• Extracted records:

● ● ● ● ●

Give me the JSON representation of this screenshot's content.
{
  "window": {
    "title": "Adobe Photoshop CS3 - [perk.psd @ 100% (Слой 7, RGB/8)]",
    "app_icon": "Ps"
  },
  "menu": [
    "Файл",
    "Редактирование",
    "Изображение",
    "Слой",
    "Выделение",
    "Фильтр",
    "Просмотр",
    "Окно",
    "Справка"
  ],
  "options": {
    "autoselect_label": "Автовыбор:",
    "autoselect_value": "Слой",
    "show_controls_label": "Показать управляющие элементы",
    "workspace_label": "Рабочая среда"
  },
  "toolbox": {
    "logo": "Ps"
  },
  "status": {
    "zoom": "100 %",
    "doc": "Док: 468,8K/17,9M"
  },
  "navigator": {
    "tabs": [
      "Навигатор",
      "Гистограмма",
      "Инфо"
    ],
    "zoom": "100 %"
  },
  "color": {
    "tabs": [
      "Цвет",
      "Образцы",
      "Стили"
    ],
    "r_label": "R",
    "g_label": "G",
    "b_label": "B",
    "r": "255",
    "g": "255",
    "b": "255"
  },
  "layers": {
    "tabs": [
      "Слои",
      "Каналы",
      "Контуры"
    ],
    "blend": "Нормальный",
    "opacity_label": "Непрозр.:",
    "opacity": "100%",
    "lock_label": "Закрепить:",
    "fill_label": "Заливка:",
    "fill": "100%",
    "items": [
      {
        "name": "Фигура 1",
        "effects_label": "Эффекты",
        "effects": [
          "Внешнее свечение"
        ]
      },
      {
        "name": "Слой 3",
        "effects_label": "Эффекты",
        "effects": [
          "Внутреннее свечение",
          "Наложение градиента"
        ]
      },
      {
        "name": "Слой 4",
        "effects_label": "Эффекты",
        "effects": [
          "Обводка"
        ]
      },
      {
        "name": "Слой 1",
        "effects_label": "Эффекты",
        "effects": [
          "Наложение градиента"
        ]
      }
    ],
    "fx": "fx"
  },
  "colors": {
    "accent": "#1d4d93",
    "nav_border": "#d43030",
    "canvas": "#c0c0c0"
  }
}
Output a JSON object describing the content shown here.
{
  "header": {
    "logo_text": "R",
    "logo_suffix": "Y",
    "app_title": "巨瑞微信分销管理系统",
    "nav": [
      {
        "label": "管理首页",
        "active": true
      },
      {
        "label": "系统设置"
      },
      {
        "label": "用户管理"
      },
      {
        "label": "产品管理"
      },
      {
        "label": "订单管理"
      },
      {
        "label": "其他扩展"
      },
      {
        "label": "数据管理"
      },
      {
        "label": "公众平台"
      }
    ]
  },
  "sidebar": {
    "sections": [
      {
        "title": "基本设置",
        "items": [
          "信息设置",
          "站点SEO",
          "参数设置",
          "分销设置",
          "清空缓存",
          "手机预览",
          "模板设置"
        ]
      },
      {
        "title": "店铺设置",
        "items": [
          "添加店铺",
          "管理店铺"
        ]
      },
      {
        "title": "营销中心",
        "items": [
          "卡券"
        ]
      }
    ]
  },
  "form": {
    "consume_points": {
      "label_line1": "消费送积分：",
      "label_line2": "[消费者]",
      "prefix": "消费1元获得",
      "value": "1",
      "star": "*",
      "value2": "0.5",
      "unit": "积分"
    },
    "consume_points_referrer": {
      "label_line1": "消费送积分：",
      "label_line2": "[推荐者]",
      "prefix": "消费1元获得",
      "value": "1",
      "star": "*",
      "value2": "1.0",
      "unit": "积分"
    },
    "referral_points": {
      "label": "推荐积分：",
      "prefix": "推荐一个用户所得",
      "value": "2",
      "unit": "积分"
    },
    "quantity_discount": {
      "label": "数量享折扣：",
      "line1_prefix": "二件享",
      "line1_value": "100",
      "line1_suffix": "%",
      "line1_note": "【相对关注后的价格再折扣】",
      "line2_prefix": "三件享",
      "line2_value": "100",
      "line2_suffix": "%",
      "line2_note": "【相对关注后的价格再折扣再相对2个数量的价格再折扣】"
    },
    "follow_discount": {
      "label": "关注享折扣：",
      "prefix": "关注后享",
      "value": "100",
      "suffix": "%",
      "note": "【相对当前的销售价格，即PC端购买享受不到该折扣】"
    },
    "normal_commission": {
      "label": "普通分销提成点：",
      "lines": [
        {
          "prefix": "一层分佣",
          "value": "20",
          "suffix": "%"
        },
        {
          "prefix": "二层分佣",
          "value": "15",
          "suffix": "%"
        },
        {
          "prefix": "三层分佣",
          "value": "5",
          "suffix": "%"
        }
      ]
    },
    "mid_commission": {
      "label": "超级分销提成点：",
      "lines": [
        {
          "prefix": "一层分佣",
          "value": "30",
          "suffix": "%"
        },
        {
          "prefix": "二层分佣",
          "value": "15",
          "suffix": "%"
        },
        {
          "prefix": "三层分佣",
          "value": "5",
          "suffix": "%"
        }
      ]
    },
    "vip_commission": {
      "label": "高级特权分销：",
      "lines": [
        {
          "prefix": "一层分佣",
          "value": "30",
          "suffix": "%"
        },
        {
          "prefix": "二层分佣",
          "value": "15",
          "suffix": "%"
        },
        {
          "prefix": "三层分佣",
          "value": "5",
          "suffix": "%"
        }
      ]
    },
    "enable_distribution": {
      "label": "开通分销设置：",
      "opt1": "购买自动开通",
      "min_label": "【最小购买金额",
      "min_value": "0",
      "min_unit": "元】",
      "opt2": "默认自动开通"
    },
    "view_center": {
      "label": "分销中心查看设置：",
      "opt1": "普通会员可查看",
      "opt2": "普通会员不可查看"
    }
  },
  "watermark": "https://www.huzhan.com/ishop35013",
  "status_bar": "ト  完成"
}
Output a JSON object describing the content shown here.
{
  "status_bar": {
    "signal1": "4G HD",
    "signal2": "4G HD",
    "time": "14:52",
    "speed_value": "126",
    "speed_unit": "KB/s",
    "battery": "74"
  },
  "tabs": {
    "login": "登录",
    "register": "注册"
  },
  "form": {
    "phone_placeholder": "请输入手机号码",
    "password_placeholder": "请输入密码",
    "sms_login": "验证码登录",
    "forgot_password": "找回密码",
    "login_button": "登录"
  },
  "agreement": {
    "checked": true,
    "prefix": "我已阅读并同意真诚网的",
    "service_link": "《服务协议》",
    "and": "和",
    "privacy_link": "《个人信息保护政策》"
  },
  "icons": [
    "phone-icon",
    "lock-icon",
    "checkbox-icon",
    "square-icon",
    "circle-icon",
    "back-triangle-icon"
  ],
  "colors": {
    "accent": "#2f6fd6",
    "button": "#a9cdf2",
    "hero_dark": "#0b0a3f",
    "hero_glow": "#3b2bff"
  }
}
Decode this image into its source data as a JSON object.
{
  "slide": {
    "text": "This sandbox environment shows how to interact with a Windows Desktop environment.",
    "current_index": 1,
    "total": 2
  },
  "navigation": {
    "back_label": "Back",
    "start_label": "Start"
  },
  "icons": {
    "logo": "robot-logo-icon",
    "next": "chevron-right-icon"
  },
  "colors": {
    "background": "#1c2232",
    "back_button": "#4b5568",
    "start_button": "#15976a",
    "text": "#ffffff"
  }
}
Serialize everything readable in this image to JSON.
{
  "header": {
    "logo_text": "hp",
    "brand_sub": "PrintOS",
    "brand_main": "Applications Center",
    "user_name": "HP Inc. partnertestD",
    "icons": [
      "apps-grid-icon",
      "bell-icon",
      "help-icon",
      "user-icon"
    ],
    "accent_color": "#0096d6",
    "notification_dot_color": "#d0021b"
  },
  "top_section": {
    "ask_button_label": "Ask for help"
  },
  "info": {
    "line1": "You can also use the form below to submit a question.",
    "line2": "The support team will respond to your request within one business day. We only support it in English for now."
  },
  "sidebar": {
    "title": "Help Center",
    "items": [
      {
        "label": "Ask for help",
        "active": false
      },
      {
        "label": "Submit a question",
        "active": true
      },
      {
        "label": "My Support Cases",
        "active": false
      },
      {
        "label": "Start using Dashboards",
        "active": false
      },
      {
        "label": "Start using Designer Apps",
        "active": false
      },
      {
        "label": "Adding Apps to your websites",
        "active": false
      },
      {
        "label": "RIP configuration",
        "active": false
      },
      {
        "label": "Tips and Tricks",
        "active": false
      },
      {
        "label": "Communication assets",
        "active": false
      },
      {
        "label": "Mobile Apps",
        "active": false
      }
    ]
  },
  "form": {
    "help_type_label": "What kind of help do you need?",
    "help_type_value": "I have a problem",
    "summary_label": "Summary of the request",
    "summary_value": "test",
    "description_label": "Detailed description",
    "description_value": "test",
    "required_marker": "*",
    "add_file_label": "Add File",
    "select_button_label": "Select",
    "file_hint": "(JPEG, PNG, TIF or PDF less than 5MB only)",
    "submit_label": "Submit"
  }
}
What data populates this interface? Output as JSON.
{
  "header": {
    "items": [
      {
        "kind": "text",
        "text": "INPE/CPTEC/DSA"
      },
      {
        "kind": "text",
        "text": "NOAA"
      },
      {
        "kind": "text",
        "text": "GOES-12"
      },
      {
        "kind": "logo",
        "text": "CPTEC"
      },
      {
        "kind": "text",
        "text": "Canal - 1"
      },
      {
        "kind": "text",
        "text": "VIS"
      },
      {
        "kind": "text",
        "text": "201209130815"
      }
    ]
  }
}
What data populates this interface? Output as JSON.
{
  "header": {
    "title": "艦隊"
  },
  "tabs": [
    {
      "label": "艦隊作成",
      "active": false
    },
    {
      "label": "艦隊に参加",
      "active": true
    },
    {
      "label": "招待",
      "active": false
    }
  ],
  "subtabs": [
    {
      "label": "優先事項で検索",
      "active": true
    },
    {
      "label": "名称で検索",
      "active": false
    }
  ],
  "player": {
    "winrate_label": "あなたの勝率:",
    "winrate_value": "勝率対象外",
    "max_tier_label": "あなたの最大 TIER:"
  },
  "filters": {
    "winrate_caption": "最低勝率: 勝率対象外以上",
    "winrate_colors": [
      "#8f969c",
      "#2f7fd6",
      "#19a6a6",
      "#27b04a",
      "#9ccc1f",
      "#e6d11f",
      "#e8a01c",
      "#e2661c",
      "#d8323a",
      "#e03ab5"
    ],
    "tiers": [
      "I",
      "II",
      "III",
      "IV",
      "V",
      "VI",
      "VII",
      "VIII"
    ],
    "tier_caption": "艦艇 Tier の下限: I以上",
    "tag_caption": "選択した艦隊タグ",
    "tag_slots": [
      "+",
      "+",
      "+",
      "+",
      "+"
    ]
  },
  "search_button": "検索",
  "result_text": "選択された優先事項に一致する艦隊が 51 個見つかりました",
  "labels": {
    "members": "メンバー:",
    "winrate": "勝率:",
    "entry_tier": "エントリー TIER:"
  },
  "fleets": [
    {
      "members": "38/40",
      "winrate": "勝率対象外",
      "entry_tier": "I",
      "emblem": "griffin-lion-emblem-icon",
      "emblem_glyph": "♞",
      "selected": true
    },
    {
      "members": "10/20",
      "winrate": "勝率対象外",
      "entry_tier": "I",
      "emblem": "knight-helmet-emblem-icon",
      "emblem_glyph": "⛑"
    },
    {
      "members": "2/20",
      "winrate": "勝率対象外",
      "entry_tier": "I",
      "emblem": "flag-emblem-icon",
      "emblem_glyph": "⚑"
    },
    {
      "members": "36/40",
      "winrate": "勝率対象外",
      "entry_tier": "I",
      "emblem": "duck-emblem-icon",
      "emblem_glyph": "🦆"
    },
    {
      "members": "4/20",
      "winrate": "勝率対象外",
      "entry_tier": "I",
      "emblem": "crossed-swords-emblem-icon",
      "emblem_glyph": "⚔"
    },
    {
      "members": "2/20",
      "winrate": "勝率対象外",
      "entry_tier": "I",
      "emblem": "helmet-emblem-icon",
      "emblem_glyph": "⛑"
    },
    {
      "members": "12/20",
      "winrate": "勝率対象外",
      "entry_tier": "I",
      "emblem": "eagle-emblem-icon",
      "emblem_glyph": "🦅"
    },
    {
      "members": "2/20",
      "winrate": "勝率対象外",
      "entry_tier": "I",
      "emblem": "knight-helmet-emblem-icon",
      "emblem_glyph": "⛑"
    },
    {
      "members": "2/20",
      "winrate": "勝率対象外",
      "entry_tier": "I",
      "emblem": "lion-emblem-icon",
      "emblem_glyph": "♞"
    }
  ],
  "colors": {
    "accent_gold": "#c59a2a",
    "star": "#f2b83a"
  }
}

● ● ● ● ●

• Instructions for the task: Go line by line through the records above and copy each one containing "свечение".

• Written solution:
          "Внешнее свечение"
          "Внутреннее свечение",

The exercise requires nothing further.